All the more proof that marketing— an entire field of work with no proven qualifications or metrics for comparisons of talent—is not a profession, but rather a sort of art form with more reliable income. But as technology becomes our tool, we need to move toward precision.
Marketing has changed a bit since the undisrupted 1980s. Everything has become amorphous and volatile and the meaning of a wide array of terms has become blended and blurred. The pace and scale of change afford us an excuse for our slackness, but they also create the need for more precise language. Here are three centers of vagueness and how to introduce focus.
Digital advertising: Probably the most widely used expression of the industry for the last 10 years and yet few people would agree on what it means. Technically, it would be material that is constructed only of data and has no physical elements and that uses paid-for media for distribution.
But in reality it’s become a catch-all; it seems to be more of a stylistic description for something new, something that spreads “online” and something that takes little physical form. Technically, a TV spot is digital advertising, as is a video pre-roll, interactive bus stop poster and print ad in the Wired iPad app, but a YouTube channel, tweet, Facebook page, website, viral film or an app are all not digital advertising.
Now to draw the line between these outputs is absurd. Digital agencies don’t respect this line, so how about this: Let’s banish the word digital forever. It means nothing meaningful.
Mobile advertising: We’ve never sat down to define mobile advertising. It seemed we didn’t have to—for years it was more simple. It was a form of communication that was paid for and appeared on a mobile screen, which in a world of SMS marketing and WAP Internet was pretty easy to define.

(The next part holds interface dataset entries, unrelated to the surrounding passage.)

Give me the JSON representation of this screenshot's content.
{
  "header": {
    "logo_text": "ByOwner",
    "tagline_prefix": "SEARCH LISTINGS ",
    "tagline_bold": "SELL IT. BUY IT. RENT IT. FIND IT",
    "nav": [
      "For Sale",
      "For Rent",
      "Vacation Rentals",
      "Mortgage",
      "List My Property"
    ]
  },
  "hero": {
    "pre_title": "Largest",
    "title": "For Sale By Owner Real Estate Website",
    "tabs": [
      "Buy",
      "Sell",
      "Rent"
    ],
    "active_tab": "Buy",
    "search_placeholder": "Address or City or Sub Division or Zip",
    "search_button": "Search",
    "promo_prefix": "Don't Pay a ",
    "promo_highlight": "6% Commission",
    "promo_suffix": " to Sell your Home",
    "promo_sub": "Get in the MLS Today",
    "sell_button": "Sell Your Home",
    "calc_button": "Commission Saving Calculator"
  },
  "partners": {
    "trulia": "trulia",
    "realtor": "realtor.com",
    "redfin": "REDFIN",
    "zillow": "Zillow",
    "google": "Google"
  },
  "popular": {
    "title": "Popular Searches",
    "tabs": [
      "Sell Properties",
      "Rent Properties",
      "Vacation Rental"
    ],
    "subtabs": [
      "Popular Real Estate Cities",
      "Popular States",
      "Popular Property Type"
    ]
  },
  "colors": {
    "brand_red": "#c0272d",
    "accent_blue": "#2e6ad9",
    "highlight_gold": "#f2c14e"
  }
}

But as laptops became smaller, tablets developed and operating systems for mobile grew more complex and similar to desktop, things got messy. As mobile became the intersection of content creation, social media, maps, phone calls, NFC, email, iBeacons, search, coupons, and soon health data and payment, it’s become everything and nothing. This is a huge problem. In a world where smartwatches will soon emerge, wherever more possibilities arise, calling this mobile advertising will create a mind-set that will stifle innovation. We should think of mobile as 10 channels in one and design for each separately.
Content marketing: This term technically means using platforms to promote or sell things or change behavior, which, few people have noticed, seems to include every form of marketing ever known. Like so many marketing terms, the notion of content marketing, rather like pornography in the Supreme Court in the 1960s, seems to have been defined by knowing it when you see it.
Content marketing seemingly includes some apps, video content online, long-form copy ads and branded professionally made TV shows. It’s become synonymous with advertising that’s trying to provide a bit more information, entertainment and ultimately more value.
Why don’t we forget the words branded content and just refer to each as techniques, like we used to?